Which brings me to what I consider the bottom line, namely the structure of the brain. The frontal lobes, the large neocortex that governs rational thinking and logical processes, is a relative latecomer on the scene, in evolutionary terms. The limbic system, which is the center of impulse and emotion, has been around much longer. The conflict between the two is perhaps best illustrated by the case of the alcoholic sitting at a bar, staring at a frosty stein of beer in front of him. The neocortex says No; the limbic system says Go. Statistically, most drunks die of alcohol poisoning or cirrhosis of the liver; only a very few escape from the siren song of the limbic brain. As Goethe once put it, “the world is not logical; it is psycho-logical.” And that is to put it quite mildly, it seems to me.

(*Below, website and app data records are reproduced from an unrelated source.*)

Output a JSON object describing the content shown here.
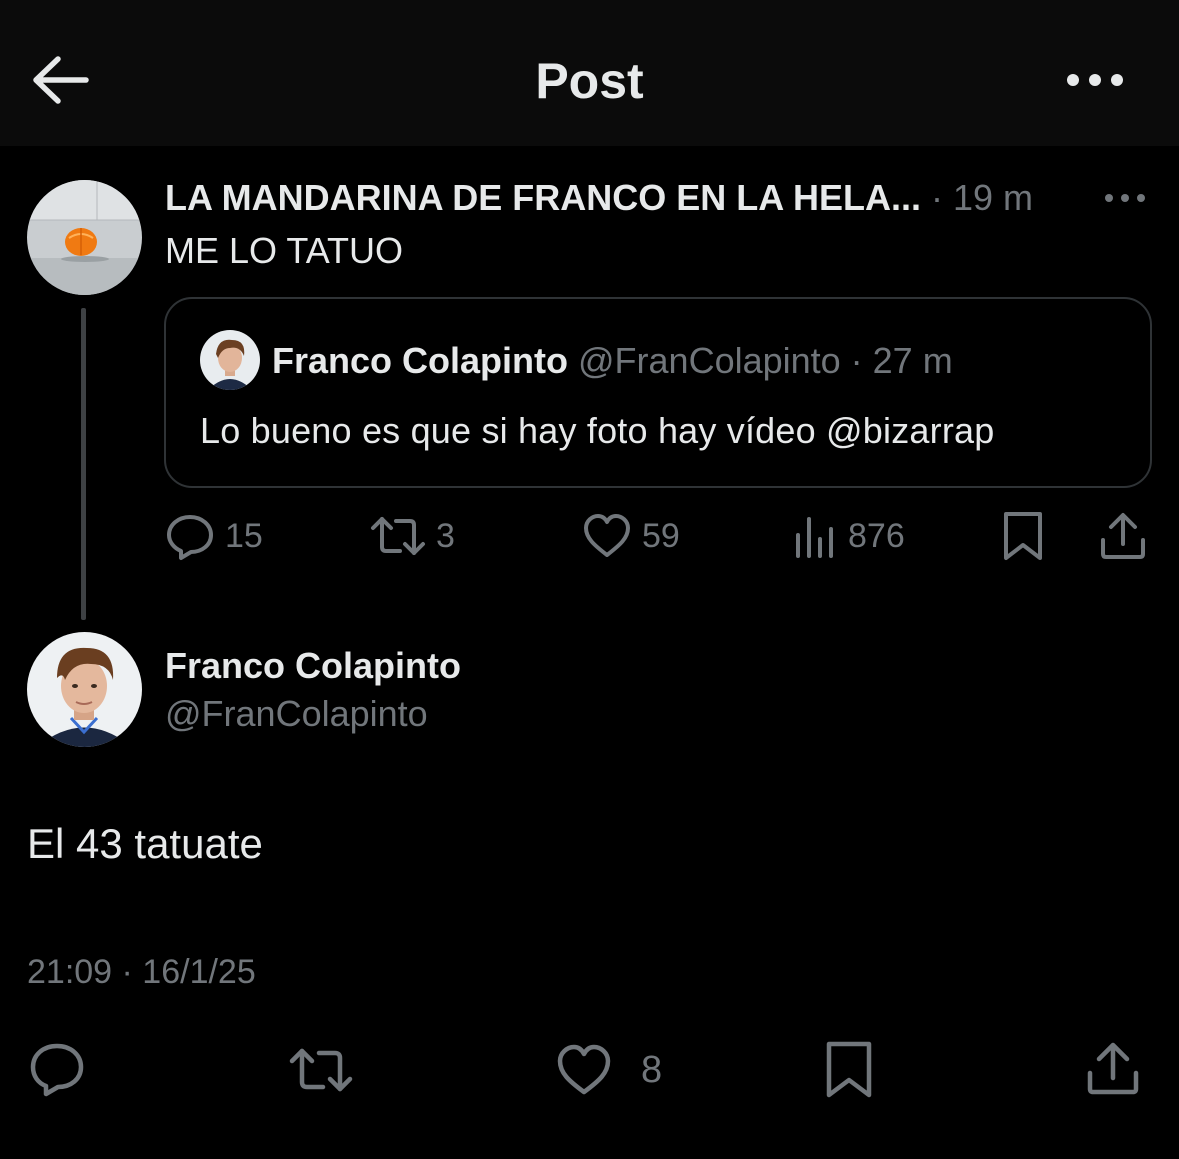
{
  "header": {
    "title": "Post",
    "back_icon": "arrow-left-icon",
    "more_icon": "more-horizontal-icon"
  },
  "parent": {
    "name": "LA MANDARINA DE FRANCO EN LA HELA...",
    "meta": " · 19 m",
    "text": "ME LO TATUO",
    "quote": {
      "name": "Franco Colapinto",
      "meta": " @FranColapinto · 27 m",
      "text": "Lo bueno es que si hay foto hay vídeo @bizarrap"
    },
    "actions": {
      "replies": "15",
      "reposts": "3",
      "likes": "59",
      "views": "876"
    }
  },
  "main": {
    "name": "Franco Colapinto",
    "handle": "@FranColapinto",
    "text": "El 43 tatuate",
    "timestamp": "21:09 · 16/1/25",
    "actions": {
      "likes": "8"
    }
  },
  "colors": {
    "background": "#000000",
    "header_bg": "#0b0b0b",
    "text_primary": "#e7e9ea",
    "text_secondary": "#71767b",
    "border": "#2f3336"
  }
}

We will not escape the ravages of climate change; we shall not avoid the economic and ecological disasters that are integral to global capitalism; not be able to avert an oil crisis, an energy crisis, or a food and water crisis that will become extreme when the world population finally arrives at 10 or 11 billion, by mid-century. These things are not going to be resolved by reason, by the neocortex, no matter how many articles are published on these subjects in learned journals or popular magazines. And they certainly can’t be resolved by the limbic brain, whose function is indulgence, not restraint. Hence, it is a fair guess that we shall start doing things differently only when there is no other choice; and even then, we shall undoubtedly cast our efforts in the form of a shiny new and improved hula hoop, the belief system that will actually be the true one, after all of those false starts; the one we should have been following all along. What to call it? Catastrophism, perhaps. Consider this the founding document.
©Morris Berman, 2009
Morris Berman is a cultural historian and the author of Dark Ages America and The Twilight of American Culture. His work has previously appeared at Cyrano’s Journal Online Showcase.